- Building multi-generational communities: support for community businesses, making public spaces and shops more accessible, opening up community facilities from universities to older people’s housing programs for all ages, and co-locating childcare and eldercare facilities
- Mutual support through two-way relationships: online mentoring of younger people, advocacy for older people needing health and social care, home share programs where younger people live with older people, and increased interaction between grandparents and grandchildren
- Better communication between generations: establishing a national council for all ages supported by an inter-generational convention bringing older and younger people together from across the country, building bridges between generations with shared identities and interests, and using theatre, other arts activities, and street parties.
Today in the U.S., we are seeing some of these innovations. Children’s day care facilities located in nursing homes, assisted living communities and adult day centers are benefiting both young and old participants. For better or for worse, we have more multi-generational households today as rising housing costs make it a smart economic choice for senior parents and adult children. And statistics show that retired baby boomers are providing a growing amount of childcare for grandchildren.
We can do much more! These policies and programs enable young people to benefit from the wisdom and experience of older citizens, and reduce ageism and the stigma surrounding aging—which not only hurts seniors, but also makes it less likely that younger people will plan for their later years and make healthy-aging-friendly lifestyle choices.

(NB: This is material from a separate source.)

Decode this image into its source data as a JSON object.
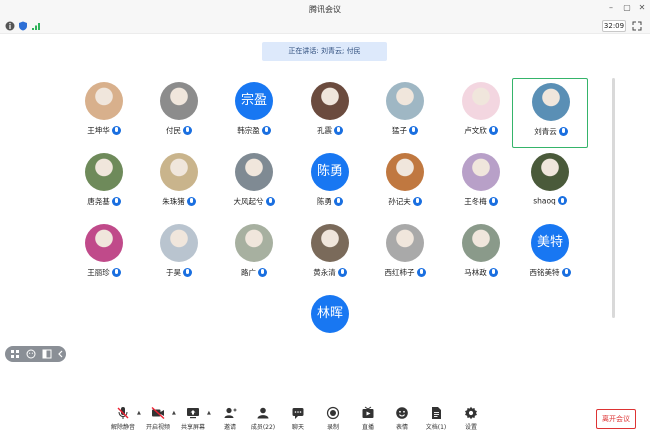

Said United for All Ages Director Stephen Burke, “By sharing our concerns and interests and sharing our experiences and community activities across generations, we can promote stronger understanding and trust between people of all ages. Starting in our neighborhoods and communities, we can all take responsibility to make it happen. In our aging society, this is the big challenge for social innovation in 2017 and beyond.”